Apple's iPhone launch event is confirmed for September 10. It will take place at Apple's HQ in Cupertino, California. The company is expected to announce multiple devices at the event, including a new iPhone 5S, potentially an iPhone 5C and possibly an iWatch wearable device. There may also be new iPads.
The iPhone 5C is real and may come in a variety of colors (5 is the rumor) -- hence the colorful bubbles in the invitation. The forthcoming 5S is supposed to come in a champagne or gold in addition to traditional black and white. Pricing of these devices is uncertain, though the 5S will likely follow past pricing ($199 with 2-year contract, etc.).
Some reports have suggested the 5C will cost between $400 and $500 unlocked. Carrier subsidy pricing is TBD. The real question surrounding the 5C is how appealing will it be? How "good" wil it be?
Apple is walking a tightrope.
The 5C is intended to make Apple more competitive in developing markets and at the "lower end" of the market where there's more price sensitivity. If the phone is "good enough" and cheap enough -- does the "C" stand for "cheap" or "China" or "color"? -- it could potentially cannibalize sales of the 5S. But if the phone is not of sufficiently high quality it will fail and Apple's brand will suffer.
I suspect that Apple will include a previous-generation chip in the 5C (perhaps the current 5 chip), whereas the 5S will get a new more powerful processor. There may also be memory limitations with the 5C. However the apps and app ecosystem should be the same.

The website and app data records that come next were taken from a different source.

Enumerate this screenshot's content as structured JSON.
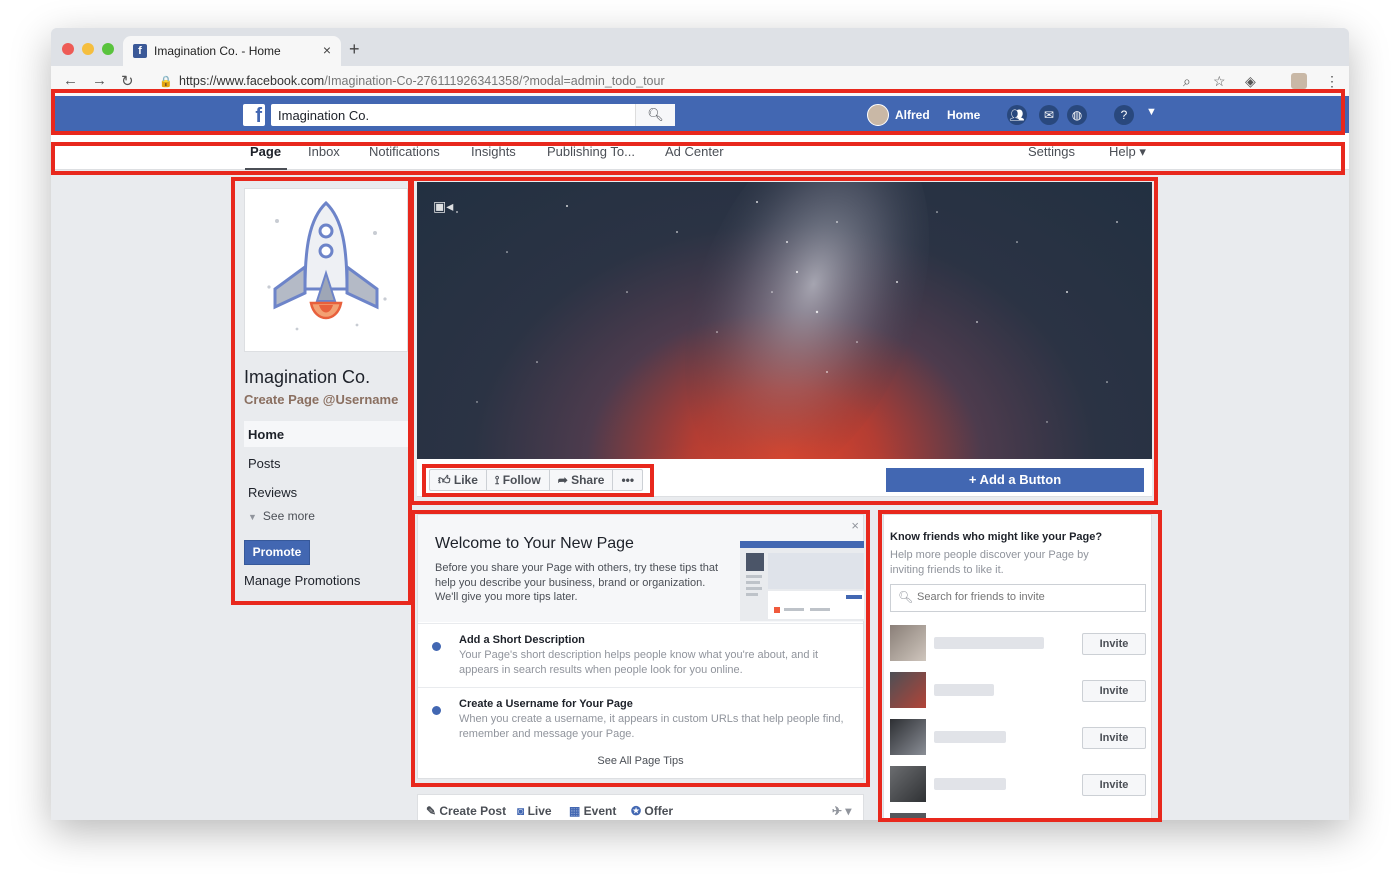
{
  "browser": {
    "tab_title": "Imagination Co. - Home",
    "tab_close": "×",
    "new_tab": "+",
    "url_main": "https://www.facebook.com",
    "url_rest": "/Imagination-Co-276111926341358/?modal=admin_todo_tour"
  },
  "topbar": {
    "logo": "f",
    "search_value": "Imagination Co.",
    "user_name": "Alfred",
    "home_label": "Home"
  },
  "page_nav": {
    "items": [
      "Page",
      "Inbox",
      "Notifications",
      "Insights",
      "Publishing To...",
      "Ad Center"
    ],
    "settings": "Settings",
    "help": "Help ▾"
  },
  "sidebar": {
    "page_name": "Imagination Co.",
    "username_cta": "Create Page @Username",
    "items": [
      "Home",
      "Posts",
      "Reviews"
    ],
    "see_more": "See more",
    "promote": "Promote",
    "manage_promotions": "Manage Promotions"
  },
  "cover": {
    "actions": [
      "Like",
      "Follow",
      "Share",
      "•••"
    ],
    "add_button": "+ Add a Button"
  },
  "welcome": {
    "title": "Welcome to Your New Page",
    "intro": "Before you share your Page with others, try these tips that help you describe your business, brand or organization. We'll give you more tips later.",
    "tips": [
      {
        "title": "Add a Short Description",
        "desc": "Your Page's short description helps people know what you're about, and it appears in search results when people look for you online."
      },
      {
        "title": "Create a Username for Your Page",
        "desc": "When you create a username, it appears in custom URLs that help people find, remember and message your Page."
      }
    ],
    "see_all": "See All Page Tips",
    "close": "×"
  },
  "composer": {
    "items": [
      "Create Post",
      "Live",
      "Event",
      "Offer"
    ]
  },
  "invite": {
    "title": "Know friends who might like your Page?",
    "desc": "Help more people discover your Page by inviting friends to like it.",
    "search_placeholder": "Search for friends to invite",
    "invite_label": "Invite"
  },
  "colors": {
    "facebook_blue": "#4267b2",
    "highlight_red": "#e8281d"
  }
}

The primary differentiators will thus likely be price, color, materials (plastic) and processing power/speed. But how does Apple build an attractive product that is competitive but doesn't overshadow its more profitable flagship product? That's the dilemma.